Pastor Mike Winger finds Isaiah 53 to be a convincing argument for Jesus in Tanakh. He’s right about one thing. In a Christain culture, anyone reading the passage will find Jesus in it. However, I wondered if the same holds true in the time of Jesus. What did people believe then? Of course, the New Testament confirms his findings. But do they record people teaching this before the death of Jesus? Here we look at several passages.
The Road to Emmaus.
Here we see a couple of Jesus disciples after his death. Did they find hope in how the events matched the prophecy of Isaiah 53? No. On the contrary, they were discouraged.
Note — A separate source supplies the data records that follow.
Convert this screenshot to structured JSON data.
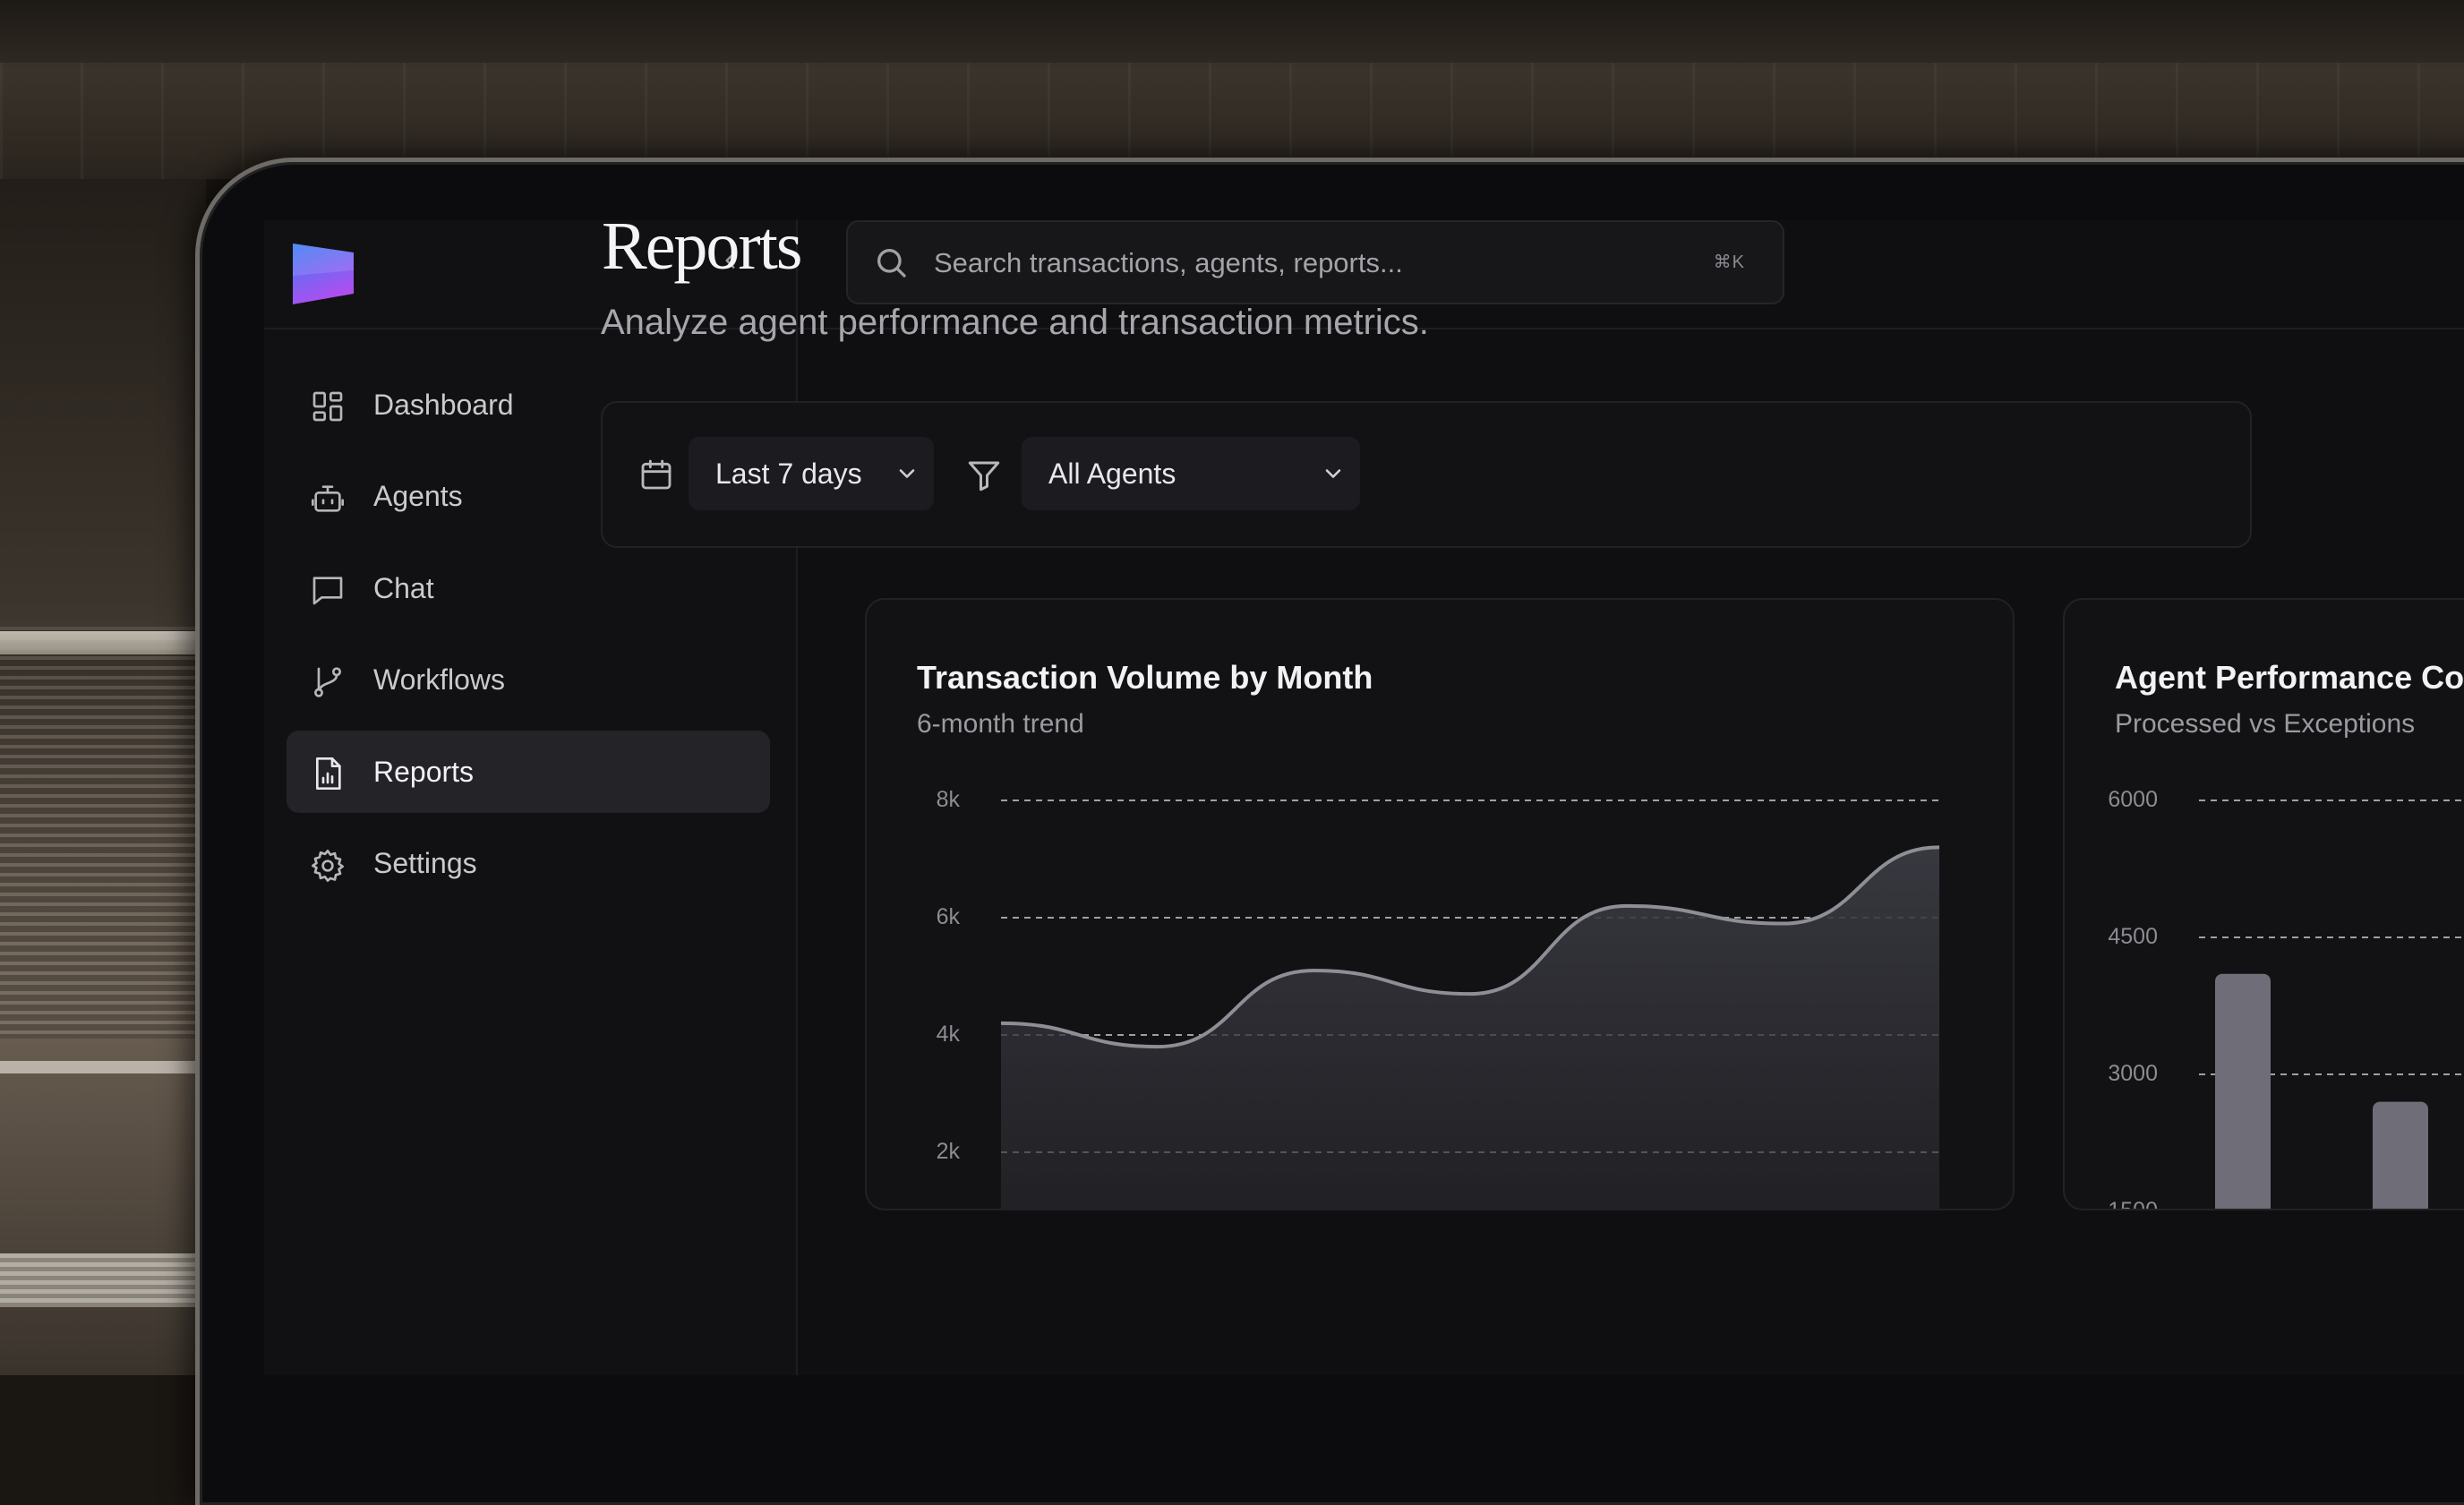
{
  "app": {
    "brand_colors": {
      "logo_top": "#3b7cf5",
      "logo_bottom": "#b04ef0",
      "accent": "#242428"
    }
  },
  "sidebar": {
    "collapse_icon": "chevron-left-icon",
    "items": [
      {
        "label": "Dashboard",
        "icon": "dashboard-grid-icon",
        "active": false
      },
      {
        "label": "Agents",
        "icon": "bot-icon",
        "active": false
      },
      {
        "label": "Chat",
        "icon": "chat-bubble-icon",
        "active": false
      },
      {
        "label": "Workflows",
        "icon": "git-branch-icon",
        "active": false
      },
      {
        "label": "Reports",
        "icon": "report-chart-icon",
        "active": true
      },
      {
        "label": "Settings",
        "icon": "gear-icon",
        "active": false
      }
    ]
  },
  "search": {
    "placeholder": "Search transactions, agents, reports...",
    "shortcut": "⌘K"
  },
  "page": {
    "title": "Reports",
    "subtitle": "Analyze agent performance and transaction metrics."
  },
  "filters": {
    "date_range": "Last 7 days",
    "agent": "All Agents"
  },
  "cards": [
    {
      "title": "Transaction Volume by Month",
      "subtitle": "6-month trend"
    },
    {
      "title": "Agent Performance Co",
      "subtitle": "Processed vs Exceptions"
    }
  ],
  "chart_data": [
    {
      "type": "area",
      "title": "Transaction Volume by Month",
      "subtitle": "6-month trend",
      "y_tick_labels": [
        "8k",
        "6k",
        "4k",
        "2k"
      ],
      "y_ticks": [
        8000,
        6000,
        4000,
        2000
      ],
      "ylim": [
        0,
        8000
      ],
      "grid": true,
      "values": [
        4200,
        3800,
        5100,
        4700,
        6200,
        5900,
        7200
      ],
      "line_color": "#8e8e96",
      "fill_color": "#2a2a30"
    },
    {
      "type": "bar",
      "title": "Agent Performance Co",
      "subtitle": "Processed vs Exceptions",
      "y_tick_labels": [
        "6000",
        "4500",
        "3000",
        "1500"
      ],
      "y_ticks": [
        6000,
        4500,
        3000,
        1500
      ],
      "ylim": [
        0,
        6000
      ],
      "grid": true,
      "values": [
        4100,
        2700
      ],
      "bar_color": "#6f6d78"
    }
  ]
}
In fact, even after hearing of his resurrection they still doubted. Clearly they didn’t see Isaiah 53 as relating to Jesus.
The Ethiopian Eunuch
Here, the Ethiopian Eunuch is reading Isaiah 53. Does he recognize that he is reading about the Messiah? Not at all. He later asks Phillip whom the prophet was talking about. Clearly, he didn’t see this as a Messianic passage. However, he was just a convert. How about a Jewish crowd? Certainly they would know, right?
Jesus tells the crowd that he must die.
Notice, the crowd believes that the Messiah will live forever. Clearly, Isaiah 53 can’t be about the Messiah. Moreover, when Jesus responds to them in verses 35-36, he doesn’t mention Isaiah 53 to defend his point. It is left to John after the fact to add this as an editorial note, that this occurrence somehow fulfilled the prophecy in Isaiah.
Peter rebukes Jesus.
Immediately after declaring Jesus to be the Messiah, Peter rebukes Jesus for saying that he would suffer and die. Obviously, Peter didn’t see the “suffering servant” as being the Messiah.
Why does this matter?
Christians often accuse the Rabbis of reinterpreting Isaiah 53 as being about Israel because they rejected Jesus. However, it is here that we find that the Christians reinterpreted the passage because they accepted Jesus. In other words, having a dead Messiah was untenable. Unless… what if they could find a prophecy that says that the Messiah must die? And so they did. But prior to the death of Jesus, even those very disciples who would later proclaim this interpretation didn’t see it that way themselves.
Is it then reasonable for us to teach this as the correct interpretation of this passage? I would say that it is not. However, I don’t expect the practice to stop. We simply need to keep these facts in mind when we hear the teaching. and draw our conclusions on the preponderance of the evidence.
This is a bad argument. The Targums and several Jewish commentaries from before the time of Christ (and even a bit after) refer to Isaiah 53 as Messianic. That’s a smoking gun. Would it chanfe your mind if true? Happy to go into details if it would.
If it’s a bad argument, then refute my point, don’t redirect to another one. In other words, show me where the followers of Jesus saw Isaiah 53 as specifically talking about Jesus during his lifetime.
It’s easy to say they saw it as Messianic in a generic way. That’s true of a lot of stuff. My point is that there was no consensus on this view, and they specific points of relation that were used after his death weren’t seen as relevant before his death. And, it’s worth noting how Christians intentionally mistranslate the passage to make it fit Jesus.
Isaiah 53:9 (ESV):
And they made his grave with the wicked
and with a rich man in his death,
although he had done no violence,
and there was no deceit in his mouth.
The word translated “death” there is plural, consistent with the reading of Israel as the servant, but not consistent with the reading of Jesus as the servant.
They made his grave with the wicked, and with a rich man in his deaths.
But I would steelman your point here. Even counter-missionary rabbis like Tovia Singer concede that Isaiah 53 is messianic. They say that it is talking about the righteous remnant in the last days, one of which will in fact be the Messiah. They just don’t see it as being about Jesus.